■ What is needed ■
Your output should reproduce each entry exactly, with none of its pictures.

^^^^^^^^

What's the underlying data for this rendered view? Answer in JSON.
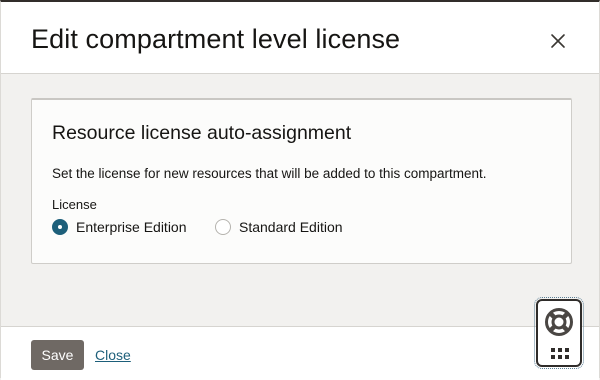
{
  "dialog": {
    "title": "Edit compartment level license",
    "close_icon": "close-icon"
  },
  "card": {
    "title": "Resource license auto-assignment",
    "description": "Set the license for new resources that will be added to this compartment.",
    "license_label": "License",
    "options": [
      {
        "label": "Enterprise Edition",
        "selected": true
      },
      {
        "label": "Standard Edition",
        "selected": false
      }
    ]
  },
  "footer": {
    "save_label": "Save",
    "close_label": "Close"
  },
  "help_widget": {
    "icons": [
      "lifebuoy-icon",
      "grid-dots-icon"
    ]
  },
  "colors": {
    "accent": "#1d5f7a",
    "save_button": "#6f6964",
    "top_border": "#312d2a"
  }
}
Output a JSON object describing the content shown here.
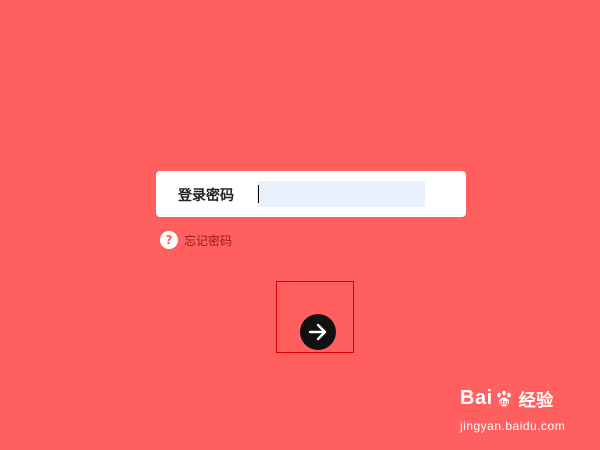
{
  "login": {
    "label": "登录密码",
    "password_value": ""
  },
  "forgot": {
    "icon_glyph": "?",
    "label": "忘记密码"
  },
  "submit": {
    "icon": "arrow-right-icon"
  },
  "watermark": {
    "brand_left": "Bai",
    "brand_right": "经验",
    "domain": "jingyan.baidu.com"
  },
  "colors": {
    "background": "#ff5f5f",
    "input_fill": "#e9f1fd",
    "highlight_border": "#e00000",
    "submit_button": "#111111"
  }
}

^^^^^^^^

■ Response to the task ■
What's the underlying data for this rendered view? Answer in JSON.
{
  "dialog": {
    "title": "Edit compartment level license",
    "close_icon": "close-icon"
  },
  "card": {
    "title": "Resource license auto-assignment",
    "description": "Set the license for new resources that will be added to this compartment.",
    "license_label": "License",
    "options": [
      {
        "label": "Enterprise Edition",
        "selected": true
      },
      {
        "label": "Standard Edition",
        "selected": false
      }
    ]
  },
  "footer": {
    "save_label": "Save",
    "close_label": "Close"
  },
  "help_widget": {
    "icons": [
      "lifebuoy-icon",
      "grid-dots-icon"
    ]
  },
  "colors": {
    "accent": "#1d5f7a",
    "save_button": "#6f6964",
    "top_border": "#312d2a"
  }
}
Output a JSON object describing the content shown here.
{
  "login": {
    "label": "登录密码",
    "password_value": ""
  },
  "forgot": {
    "icon_glyph": "?",
    "label": "忘记密码"
  },
  "submit": {
    "icon": "arrow-right-icon"
  },
  "watermark": {
    "brand_left": "Bai",
    "brand_right": "经验",
    "domain": "jingyan.baidu.com"
  },
  "colors": {
    "background": "#ff5f5f",
    "input_fill": "#e9f1fd",
    "highlight_border": "#e00000",
    "submit_button": "#111111"
  }
}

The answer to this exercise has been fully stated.